"I would like to thank you for your efforts and the superb performance you offer through your news sessions. I have always enjoyed your web pages and now I am also very happy to listen to the news as well as read it simultaneously. Thank you for this excellent opportunity."
And there's similarly favourable comment about our programs informing listeners about life in the Czech Republic. This is an e-mail from The People's Republic of China, from Sheng Zihuan in Shenzhen City:
"I am very glad to listen to the programs from the Czech Republic. Before I started listening to Radio Prague, I knew very little about your country, but now I have some understanding of Czech politics, economy, culture, the society, etc. I think the Czech Republic is a great country. I have not been listening to your programs for long, and would like to know more about your country, could you please send me some information about your station and about the country in general?"
Now, that's what we're really here for and we do send listeners publications about the Czech Republic and especially about Radio Prague. We're glad there is such a huge interest in our station, including its history - we are still sending the booklet published on the occasion of our station's 65th anniversary to listeners who ask for it. And we're always glad to explain any questions connected with our broadcasts, even though sometimes we have to repeat information we have given before, such as when Gene Attwood from Oulu, Finland writes:
"I am listening to your live broadcast today, Wednesday, but it is your Tuesday's program. Is it always one day behind?"
Well, the answer is that we have one half hour program a day, which we broadcast for the first time in the afternoon. It's repeated on various wavelengths and at certain intervals, during the rest of the day, and in the morning of the next day, until the new program goes out, a fact we do hope listeners understand and which is available in our printed program schedules which we have sent to all listeners on our mailing list. It is also available on our web-site, on www.radio.cz.
Where you can also find information about our new listeners' competition, which we talked about in detail last week. For now, just briefly - We're asking listeners to answer the question "Who or what comes to my mind when I hear PRAGUE?" and we're expecting your entry by June 16th 2002.
You can send it by surface mail to Radio Prague, 12099, Prague 2, Czech Republic, or by e-mail to [email protected].
We'll be telling you about the competition in greater detail in next week's Mailbox, so, join us then. By the way, with Dita still on holiday, will you be joining me in the studio next week, too, Pavla?
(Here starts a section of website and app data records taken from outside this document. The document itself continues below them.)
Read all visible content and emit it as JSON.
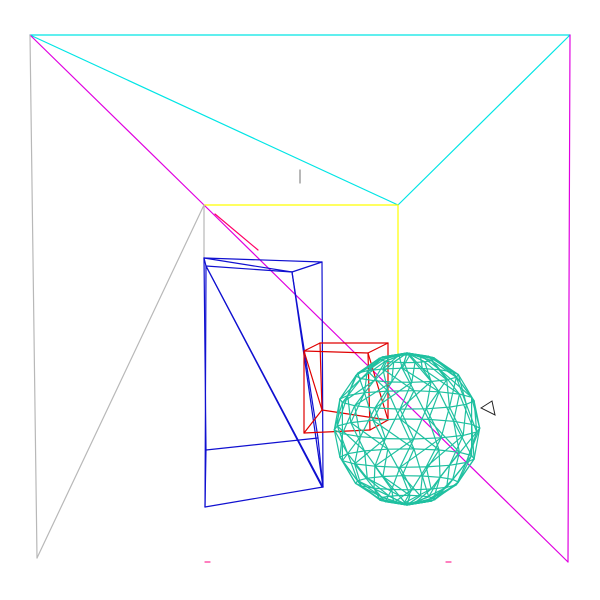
{
  "scene": {
    "background": "#ffffff",
    "colors": {
      "room_ceiling": "#00e5e5",
      "room_right_wall": "#e000e0",
      "room_left_wall": "#b8b8b8",
      "back_wall": "#ffff00",
      "diagonal_beam": "#ff0066",
      "tall_box": "#1010d0",
      "small_cube": "#e00000",
      "sphere": "#1fc0a0",
      "marker": "#222222",
      "floor_ticks": "#ff3399"
    },
    "icons": {
      "player_marker": "triangle-icon",
      "crosshair": "crosshair-icon"
    }
  }
}
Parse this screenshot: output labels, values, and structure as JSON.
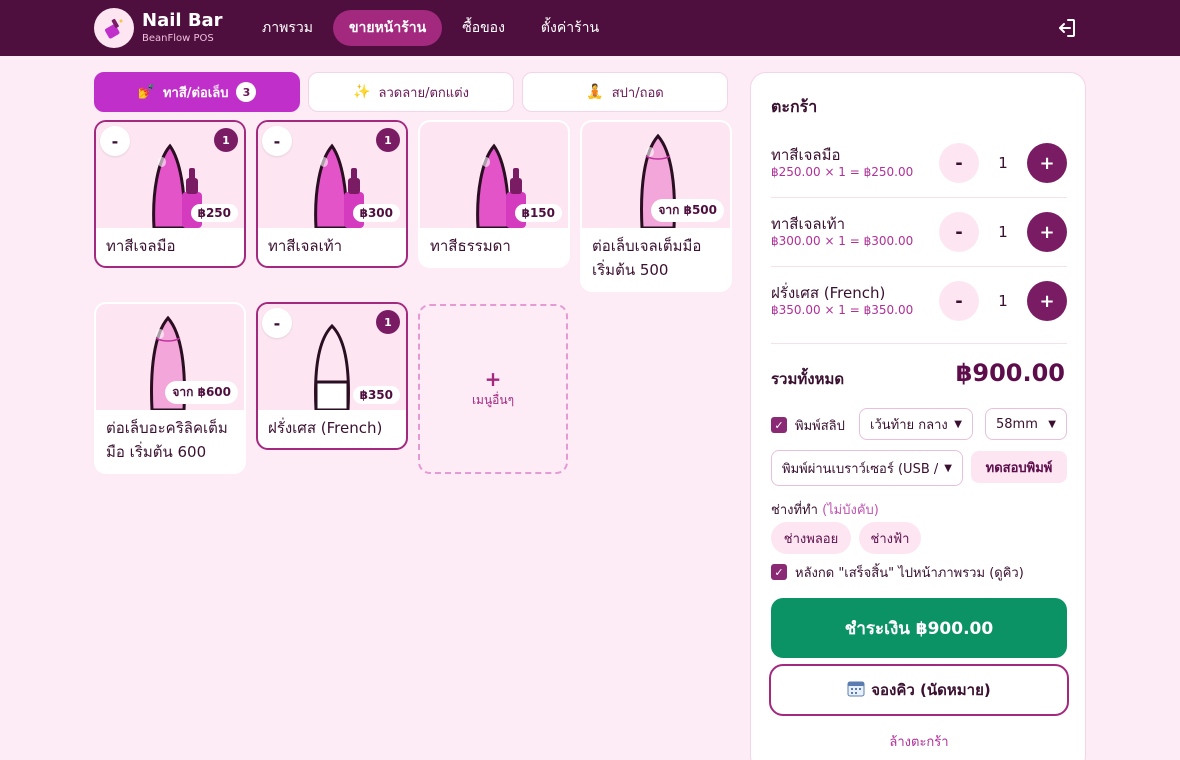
{
  "header": {
    "brand_name": "Nail Bar",
    "brand_sub": "BeanFlow POS",
    "nav": [
      {
        "label": "ภาพรวม"
      },
      {
        "label": "ขายหน้าร้าน"
      },
      {
        "label": "ซื้อของ"
      },
      {
        "label": "ตั้งค่าร้าน"
      }
    ],
    "active_nav": "ขายหน้าร้าน"
  },
  "categories": [
    {
      "icon": "💅",
      "label": "ทาสี/ต่อเล็บ",
      "count": "3"
    },
    {
      "icon": "✨",
      "label": "ลวดลาย/ตกแต่ง"
    },
    {
      "icon": "🧘",
      "label": "สปา/ถอด"
    }
  ],
  "products": [
    {
      "name": "ทาสีเจลมือ",
      "price": "฿250",
      "qty": "1",
      "minus": "-"
    },
    {
      "name": "ทาสีเจลเท้า",
      "price": "฿300",
      "qty": "1",
      "minus": "-"
    },
    {
      "name": "ทาสีธรรมดา",
      "price": "฿150"
    },
    {
      "name": "ต่อเล็บเจลเต็มมือ เริ่มต้น 500",
      "price": "จาก ฿500"
    },
    {
      "name": "ต่อเล็บอะคริลิคเต็มมือ เริ่มต้น 600",
      "price": "จาก ฿600"
    },
    {
      "name": "ฝรั่งเศส (French)",
      "price": "฿350",
      "qty": "1",
      "minus": "-"
    }
  ],
  "add_more": {
    "plus": "+",
    "label": "เมนูอื่นๆ"
  },
  "cart": {
    "title": "ตะกร้า",
    "items": [
      {
        "name": "ทาสีเจลมือ",
        "sub": "฿250.00 × 1 = ฿250.00",
        "qty": "1"
      },
      {
        "name": "ทาสีเจลเท้า",
        "sub": "฿300.00 × 1 = ฿300.00",
        "qty": "1"
      },
      {
        "name": "ฝรั่งเศส (French)",
        "sub": "฿350.00 × 1 = ฿350.00",
        "qty": "1"
      }
    ],
    "minus_label": "-",
    "plus_label": "+",
    "total_label": "รวมทั้งหมด",
    "total_value": "฿900.00",
    "print_label": "พิมพ์สลิป",
    "print_checked": true,
    "margin_select": "เว้นท้าย กลาง",
    "paper_select": "58mm",
    "printer_select": "พิมพ์ผ่านเบราว์เซอร์ (USB /",
    "test_print": "ทดสอบพิมพ์",
    "tech_label": "ช่างที่ทำ",
    "tech_optional": "(ไม่บังคับ)",
    "techs": [
      "ช่างพลอย",
      "ช่างฟ้า"
    ],
    "after_finish_label": "หลังกด \"เสร็จสิ้น\" ไปหน้าภาพรวม (ดูคิว)",
    "after_finish_checked": true,
    "pay_button": "ชำระเงิน ฿900.00",
    "book_button": "จองคิว (นัดหมาย)",
    "clear_link": "ล้างตะกร้า"
  },
  "colors": {
    "header_bg": "#4f0f3e",
    "accent": "#a3297f",
    "active_tab": "#c02fc9",
    "pay": "#0b9366",
    "page_bg": "#fdebf5"
  }
}
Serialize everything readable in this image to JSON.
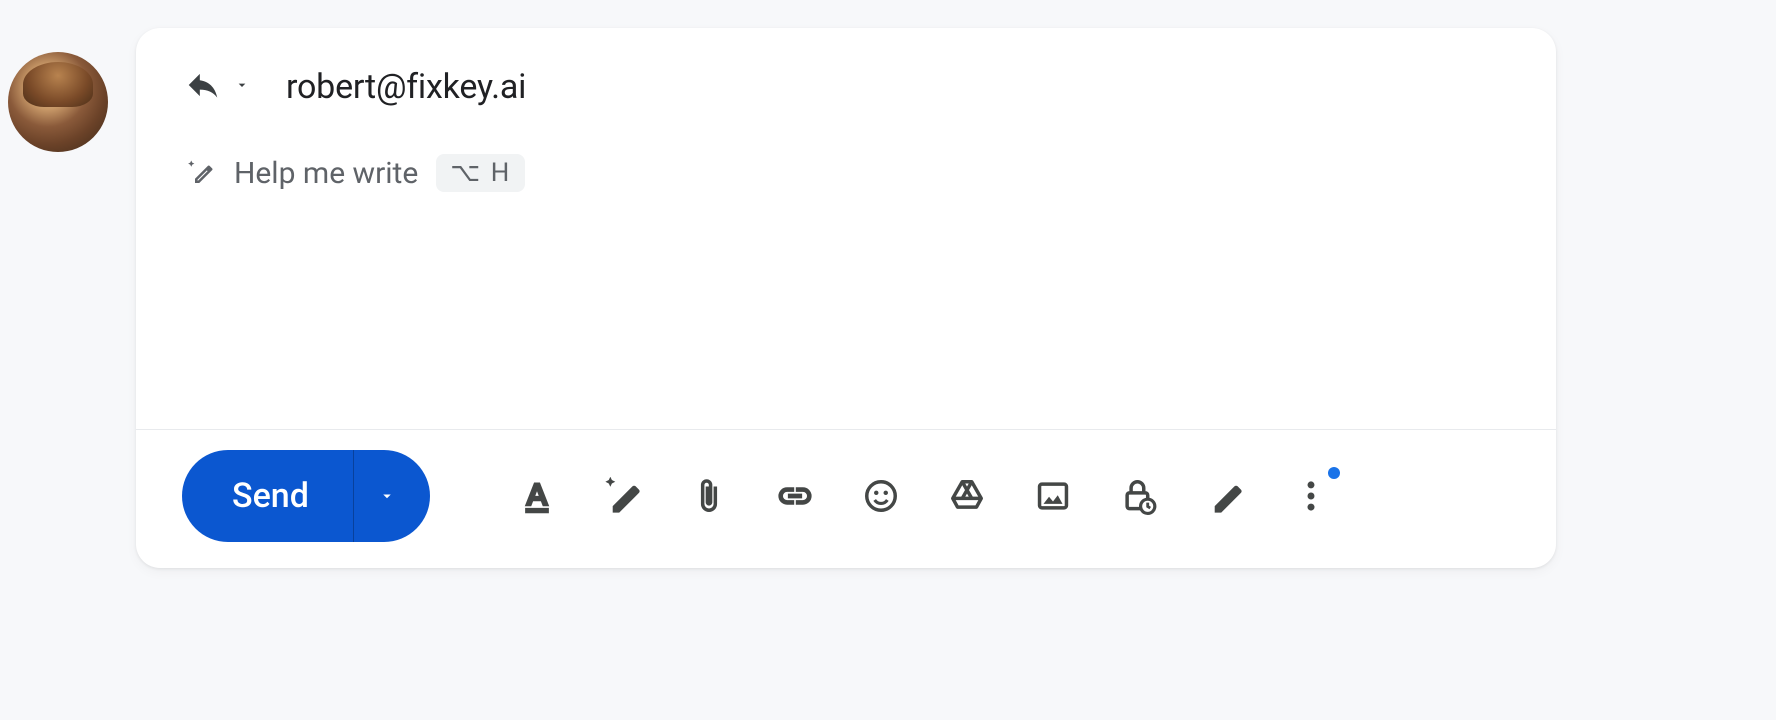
{
  "recipient": {
    "email": "robert@fixkey.ai"
  },
  "help_me_write": {
    "label": "Help me write",
    "shortcut": "⌥ H"
  },
  "toolbar": {
    "send_label": "Send",
    "icons": {
      "format": "format-text-icon",
      "ai_write": "ai-pencil-icon",
      "attach": "paperclip-icon",
      "link": "link-icon",
      "emoji": "emoji-icon",
      "drive": "drive-icon",
      "image": "image-icon",
      "confidential": "lock-clock-icon",
      "signature": "pen-icon",
      "more": "more-vert-icon"
    }
  }
}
I'd like to.
That's fine. And since this is your first time on Mailbox, how about choosing the song to end today's program?
Well, how about....
Here it is, and with it, goodbye from us, Olga Szantova and Pavla Horakova